> [WORK TO COMPLETE]:
Tally the lines of the records below that include the word "Trend", and write down only that tally.

> [AVAILABLE DATA]:
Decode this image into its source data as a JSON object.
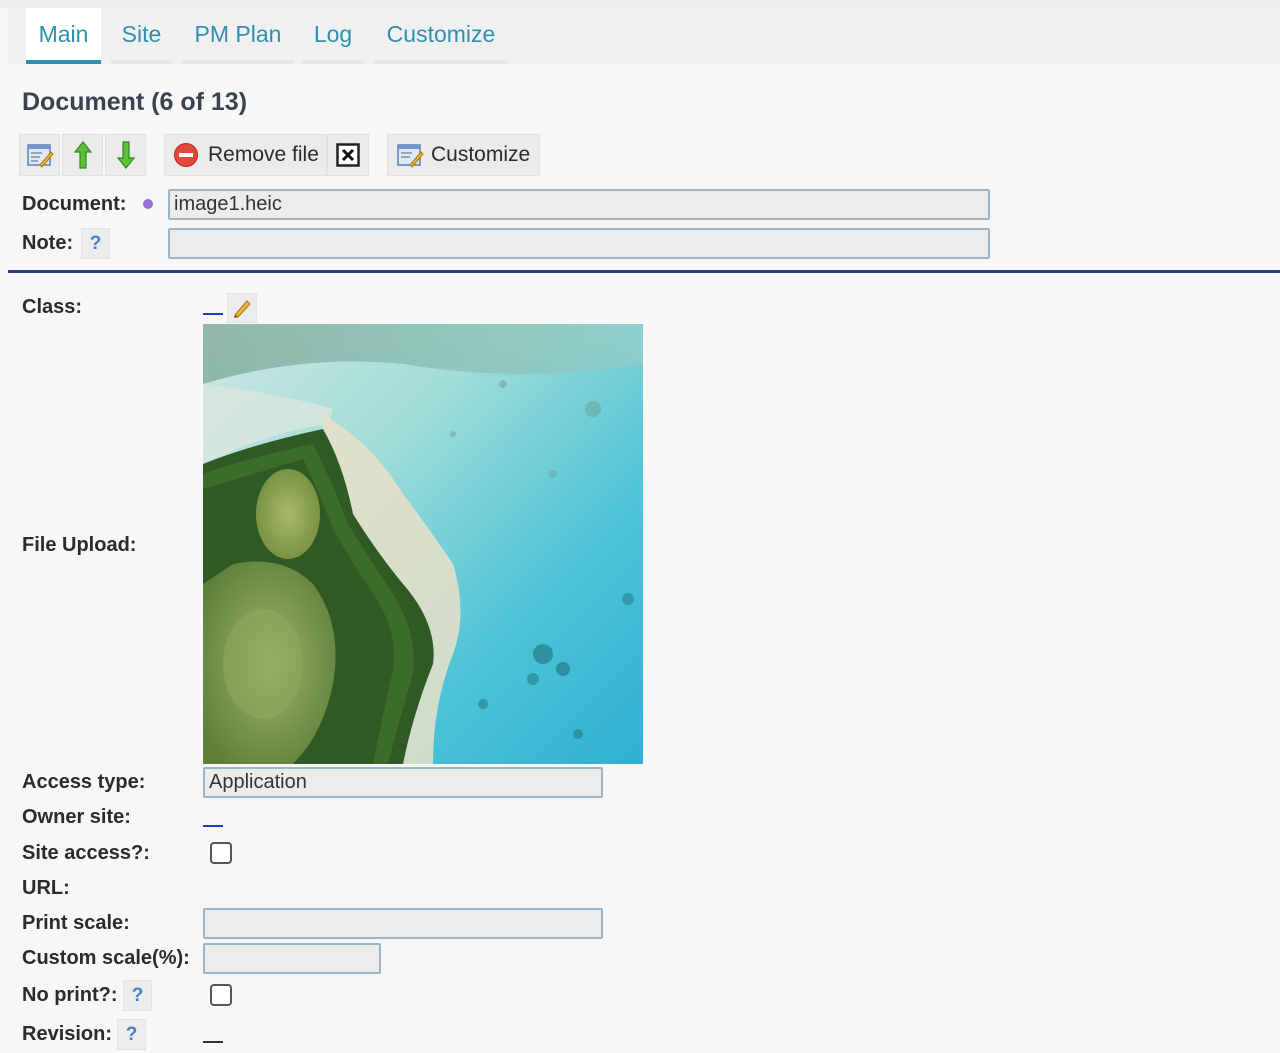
{
  "tabs": [
    {
      "label": "Main",
      "active": true
    },
    {
      "label": "Site",
      "active": false
    },
    {
      "label": "PM Plan",
      "active": false
    },
    {
      "label": "Log",
      "active": false
    },
    {
      "label": "Customize",
      "active": false
    }
  ],
  "heading": "Document (6 of 13)",
  "toolbar": {
    "edit_icon": "edit-form-icon",
    "up_icon": "arrow-up-icon",
    "down_icon": "arrow-down-icon",
    "remove_label": "Remove file",
    "remove_icon": "remove-circle-icon",
    "close_icon": "close-box-icon",
    "customize_label": "Customize",
    "customize_icon": "customize-form-icon"
  },
  "fields": {
    "document_label": "Document:",
    "document_value": "image1.heic",
    "note_label": "Note:",
    "note_value": "",
    "class_label": "Class:",
    "file_upload_label": "File Upload:",
    "access_type_label": "Access type:",
    "access_type_value": "Application",
    "owner_site_label": "Owner site:",
    "site_access_label": "Site access?:",
    "url_label": "URL:",
    "print_scale_label": "Print scale:",
    "print_scale_value": "",
    "custom_scale_label": "Custom scale(%):",
    "custom_scale_value": "",
    "no_print_label": "No print?:",
    "revision_label": "Revision:"
  },
  "help_symbol": "?",
  "colors": {
    "tab_text": "#2f8fb0",
    "divider": "#2c3e80",
    "link": "#1a3cc8",
    "required_dot": "#9b6ddb"
  }
}
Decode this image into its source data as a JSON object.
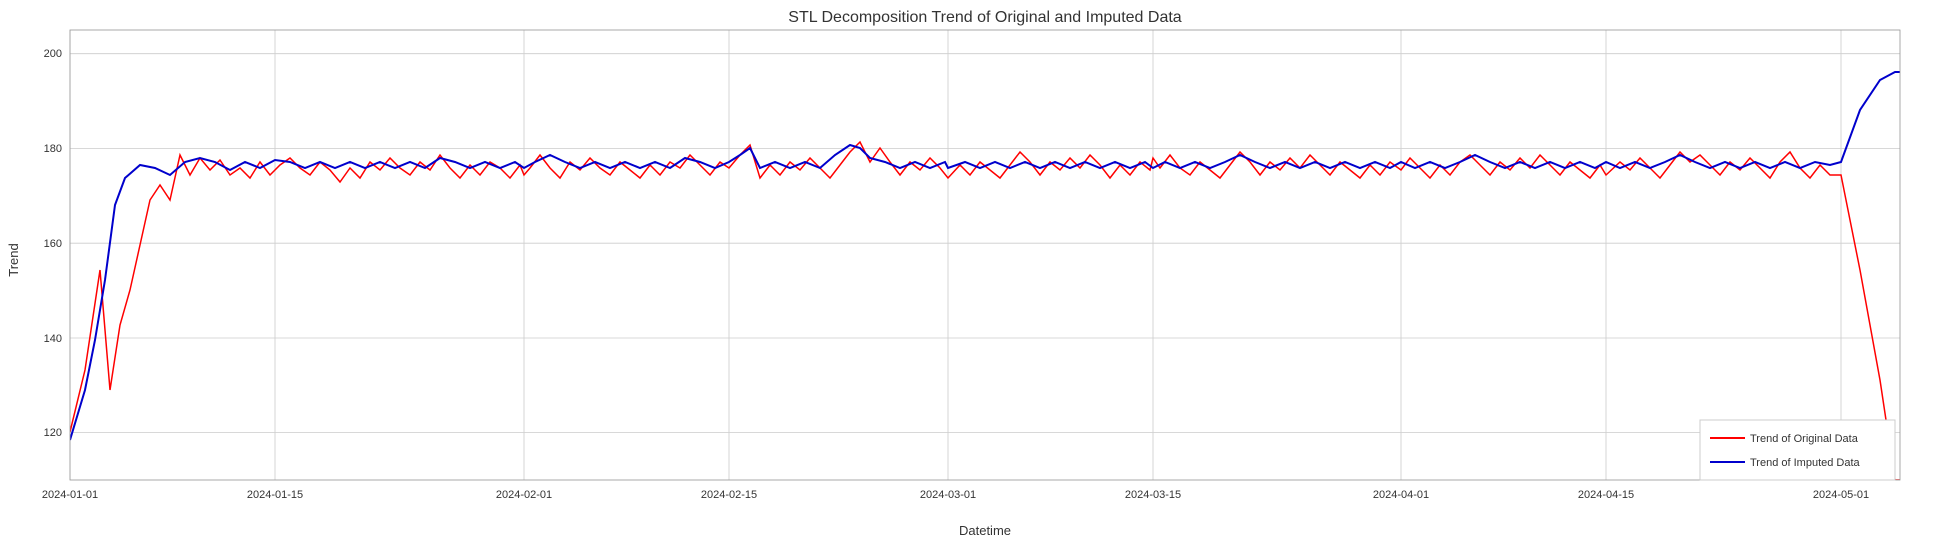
{
  "chart": {
    "title": "STL Decomposition Trend of Original and Imputed Data",
    "x_axis_label": "Datetime",
    "y_axis_label": "Trend",
    "x_ticks": [
      "2024-01-01",
      "2024-01-15",
      "2024-02-01",
      "2024-02-15",
      "2024-03-01",
      "2024-03-15",
      "2024-04-01",
      "2024-04-15",
      "2024-05-01"
    ],
    "y_ticks": [
      "120",
      "140",
      "160",
      "180",
      "200"
    ],
    "y_min": 110,
    "y_max": 205,
    "legend": {
      "original": "Trend of Original Data",
      "imputed": "Trend of Imputed Data"
    },
    "colors": {
      "original": "#ff0000",
      "imputed": "#0000cc"
    }
  }
}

> [RESPONSE TO THE EXERCISE]:
4